I am not sure about the border arrangements between say Belgium or France to Germany. How would the authority knows that you been in Germany for 14 straight days when many of these countries hardly need a passport to cross in the past (now sure about now) or even a stamped passport from past experiences? A hotel stay receipt? Or some sort of data base from the EU?


Going by the same logic of not having stamps in one’s passport, german dual-citizens might be tempted to use one passport for other travel and the ‘clean’ german one for VTL travel to SG.

It may pass a perfunctory check, but if caught in the act, I wish them a nice stay in Changi chalet

SQ Flyer

It is based on the traveller’s self declaration.


Thinking not so much about Singaporeans as they tend to be more “kuei”. Singaporean knows the very strict laws here.

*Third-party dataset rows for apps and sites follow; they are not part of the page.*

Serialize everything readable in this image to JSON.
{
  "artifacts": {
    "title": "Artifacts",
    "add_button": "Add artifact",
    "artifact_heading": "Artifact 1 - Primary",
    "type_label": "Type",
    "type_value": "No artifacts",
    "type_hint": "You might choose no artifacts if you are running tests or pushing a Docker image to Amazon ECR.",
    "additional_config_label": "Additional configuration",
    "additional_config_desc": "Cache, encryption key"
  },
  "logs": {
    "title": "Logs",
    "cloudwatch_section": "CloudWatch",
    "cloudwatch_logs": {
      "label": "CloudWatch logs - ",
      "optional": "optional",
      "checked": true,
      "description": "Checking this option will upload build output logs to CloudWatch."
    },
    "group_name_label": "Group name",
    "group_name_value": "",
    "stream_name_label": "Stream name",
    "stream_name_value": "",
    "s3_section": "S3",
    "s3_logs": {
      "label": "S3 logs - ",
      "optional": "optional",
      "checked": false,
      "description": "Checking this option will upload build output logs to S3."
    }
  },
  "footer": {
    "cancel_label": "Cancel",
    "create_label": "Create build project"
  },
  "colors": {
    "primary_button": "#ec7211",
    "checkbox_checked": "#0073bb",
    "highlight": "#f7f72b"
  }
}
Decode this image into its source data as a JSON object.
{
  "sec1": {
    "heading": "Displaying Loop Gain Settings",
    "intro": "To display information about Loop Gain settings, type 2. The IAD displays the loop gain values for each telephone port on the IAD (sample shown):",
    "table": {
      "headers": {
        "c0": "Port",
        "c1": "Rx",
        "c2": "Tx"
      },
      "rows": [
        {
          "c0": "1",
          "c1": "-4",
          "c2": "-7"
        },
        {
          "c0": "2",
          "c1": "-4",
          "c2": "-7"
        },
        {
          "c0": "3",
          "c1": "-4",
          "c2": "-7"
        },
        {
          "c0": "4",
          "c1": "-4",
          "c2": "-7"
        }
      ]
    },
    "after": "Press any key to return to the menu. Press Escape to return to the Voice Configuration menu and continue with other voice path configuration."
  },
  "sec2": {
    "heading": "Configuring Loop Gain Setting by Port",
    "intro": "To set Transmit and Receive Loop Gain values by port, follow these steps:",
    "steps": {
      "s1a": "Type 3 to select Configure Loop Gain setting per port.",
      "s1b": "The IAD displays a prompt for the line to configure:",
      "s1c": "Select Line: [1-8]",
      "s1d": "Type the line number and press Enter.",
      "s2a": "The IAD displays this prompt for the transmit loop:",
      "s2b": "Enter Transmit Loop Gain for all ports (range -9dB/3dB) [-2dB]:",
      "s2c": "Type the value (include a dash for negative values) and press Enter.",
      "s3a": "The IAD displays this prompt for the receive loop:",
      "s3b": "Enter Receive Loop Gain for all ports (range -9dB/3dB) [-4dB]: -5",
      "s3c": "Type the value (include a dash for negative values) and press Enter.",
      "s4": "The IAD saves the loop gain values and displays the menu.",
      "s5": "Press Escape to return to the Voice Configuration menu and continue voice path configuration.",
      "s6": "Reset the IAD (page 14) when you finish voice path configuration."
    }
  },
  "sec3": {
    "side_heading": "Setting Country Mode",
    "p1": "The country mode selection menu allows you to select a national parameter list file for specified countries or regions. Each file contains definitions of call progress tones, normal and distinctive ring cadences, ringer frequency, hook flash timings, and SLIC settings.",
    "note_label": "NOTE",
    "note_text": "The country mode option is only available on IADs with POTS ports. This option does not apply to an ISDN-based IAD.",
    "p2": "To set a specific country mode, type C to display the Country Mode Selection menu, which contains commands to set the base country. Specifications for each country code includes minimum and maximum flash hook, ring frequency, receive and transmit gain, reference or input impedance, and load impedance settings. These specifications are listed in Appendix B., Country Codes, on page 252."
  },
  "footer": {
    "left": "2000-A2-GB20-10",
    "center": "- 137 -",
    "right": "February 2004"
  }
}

I was thinking of foreigners. I am just curious than anything else. 🙂

Last edited 2 years ago by Tony

This “loophole” you are questioning has been explained time and time and time and time and time again by Aaron in all his past articles on the VTL, etc. If you only bothered to take some time to read them, like how I bothered to take the time to type this reply…


No need to be sarcastic, being smart and nasty. Try to be nicer to your fellow human beings. I must have armtwisted everyone who answered the post to write a reply and surely it is their right not to answer it or bothered about it. The most don’t answer so what is the big deal? How I read and how much I read the MileLion has suddenly has become your big concern. Not everyone reads everything Aaron writes and have the time to follow everything that was written liked you. And also thanks for turning a nice and pleasant website… Read more »

Last edited 2 years ago by Tony

Aaron, do the arrival and departure days count toward the 14 day stay?


Personally I’d go for Cat 2 instead of VTL. Redemption flights at Saver level instead of advantage. One less PCR test. And you don’t need to spend 14 days entirely in Germany – the period may be spread across all Cat 2 countries, many of which are in Europe. And 7 days SHN at home with dedicated room and toilet is bearable and cost-free.


I guess this option is not available to families with young children below 12 who are not vaccinated?